Newborns Do Not Cry Tears

A newborn can holler and scream, but he or she cannot actually cry tears right away. Tears do not show up until about 3 weeks of age because their tear ducts only produce enough tears to lubricate the eyes. As his or her glands develop, the baby will produce more and more tears.

Newborns Eat a Lot

Moms who breastfeed tend to find their newborns eat more, typically every two to three hours, than a baby that is formula fed. Why? Breastmilk is easier for a newborn to digest than formula.

Separation Anxiety Doesn’t Happen Right Away

A baby doesn’t experience separation anxiety until around 8 to 12 months of age. Separation anxiety begins once the baby can grasp the concept of permanence and that there is only one of you. Because the baby doesn’t understand when you’re going to return, the he or she may experience anxiety.

Smiles are for Different Reasons

A baby’s smile can be primarily attributed to gas or reflexes for up to 6 weeks. A parent will be able to recognize the difference between a reflexive and a responsive smile in their baby. Reflexive smiles are random and short in duration whereas a responsive smile is bigger and lasts longer.

Dry Skin is Normal

A baby is surrounded by amniotic fluid for 9 months while in the womb. Once he or she is born and meets the air, their skin dries out. More often than not, the patches of dry skin will disappear on their own.

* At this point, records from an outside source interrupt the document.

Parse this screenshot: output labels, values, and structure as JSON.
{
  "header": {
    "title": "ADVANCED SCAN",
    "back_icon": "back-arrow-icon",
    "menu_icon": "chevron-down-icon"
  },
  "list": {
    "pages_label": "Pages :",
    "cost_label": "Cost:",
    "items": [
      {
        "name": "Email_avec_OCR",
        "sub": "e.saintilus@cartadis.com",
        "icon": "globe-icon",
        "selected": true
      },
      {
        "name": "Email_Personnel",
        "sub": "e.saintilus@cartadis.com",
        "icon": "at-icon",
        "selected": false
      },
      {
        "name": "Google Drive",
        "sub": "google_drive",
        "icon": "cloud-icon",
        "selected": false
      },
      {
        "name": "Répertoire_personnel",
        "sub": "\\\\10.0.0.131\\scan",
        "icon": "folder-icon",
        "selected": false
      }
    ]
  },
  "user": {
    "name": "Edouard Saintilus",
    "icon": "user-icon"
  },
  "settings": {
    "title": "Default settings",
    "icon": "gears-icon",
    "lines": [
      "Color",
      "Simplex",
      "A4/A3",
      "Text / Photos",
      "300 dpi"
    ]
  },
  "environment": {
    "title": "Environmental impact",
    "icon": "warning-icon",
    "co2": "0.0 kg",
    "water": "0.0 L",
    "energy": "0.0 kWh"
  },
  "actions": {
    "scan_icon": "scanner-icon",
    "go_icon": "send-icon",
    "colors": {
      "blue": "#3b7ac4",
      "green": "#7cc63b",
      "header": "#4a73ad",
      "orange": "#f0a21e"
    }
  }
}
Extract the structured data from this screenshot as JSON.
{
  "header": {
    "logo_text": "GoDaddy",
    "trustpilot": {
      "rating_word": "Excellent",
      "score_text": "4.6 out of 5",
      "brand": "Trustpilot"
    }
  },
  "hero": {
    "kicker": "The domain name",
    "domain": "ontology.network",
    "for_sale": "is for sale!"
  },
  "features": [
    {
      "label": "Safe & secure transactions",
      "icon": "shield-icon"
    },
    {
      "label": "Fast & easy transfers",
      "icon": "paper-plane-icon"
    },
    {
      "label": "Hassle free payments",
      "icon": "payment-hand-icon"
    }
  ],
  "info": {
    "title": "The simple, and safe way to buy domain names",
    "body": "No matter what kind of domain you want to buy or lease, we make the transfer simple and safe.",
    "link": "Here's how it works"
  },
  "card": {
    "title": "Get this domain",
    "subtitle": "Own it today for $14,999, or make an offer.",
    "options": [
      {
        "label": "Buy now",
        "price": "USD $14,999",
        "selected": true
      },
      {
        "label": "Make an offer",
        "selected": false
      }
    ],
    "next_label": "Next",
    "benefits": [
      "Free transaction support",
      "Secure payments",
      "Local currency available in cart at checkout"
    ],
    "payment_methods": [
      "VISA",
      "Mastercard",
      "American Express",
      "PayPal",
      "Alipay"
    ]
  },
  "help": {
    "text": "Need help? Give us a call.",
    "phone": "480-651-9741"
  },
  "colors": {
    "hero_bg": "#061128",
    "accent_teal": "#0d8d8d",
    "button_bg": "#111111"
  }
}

Newborns Sleep a Lot, But Not for Long

A newborn sleeps a lot, but since they need to feed every 2 to 3 hours, they do not sleep for very long. At this age, the need for food is much greater than the need for sleep. This means the baby should be woken up to feed until he or she shows healthy weight gain.

Take Care of Your Family with UnityPoint Health

From nesting instincts to painful contractions to a gassy baby, the journey from pregnancy to birth leads to a beautiful bond between a mother and her baby. No matter what stage of pregnancy you are in, the dedicated and professional staff at UnityPoint Clinic are excited to be with you on this journey. Talk to your doctor today about what to expect during birth and pregnancy by messaging them through MyUnityPoint or by calling to make an appointment. Need a doctor? Find one today at a convenient UnityPoint Health location near you!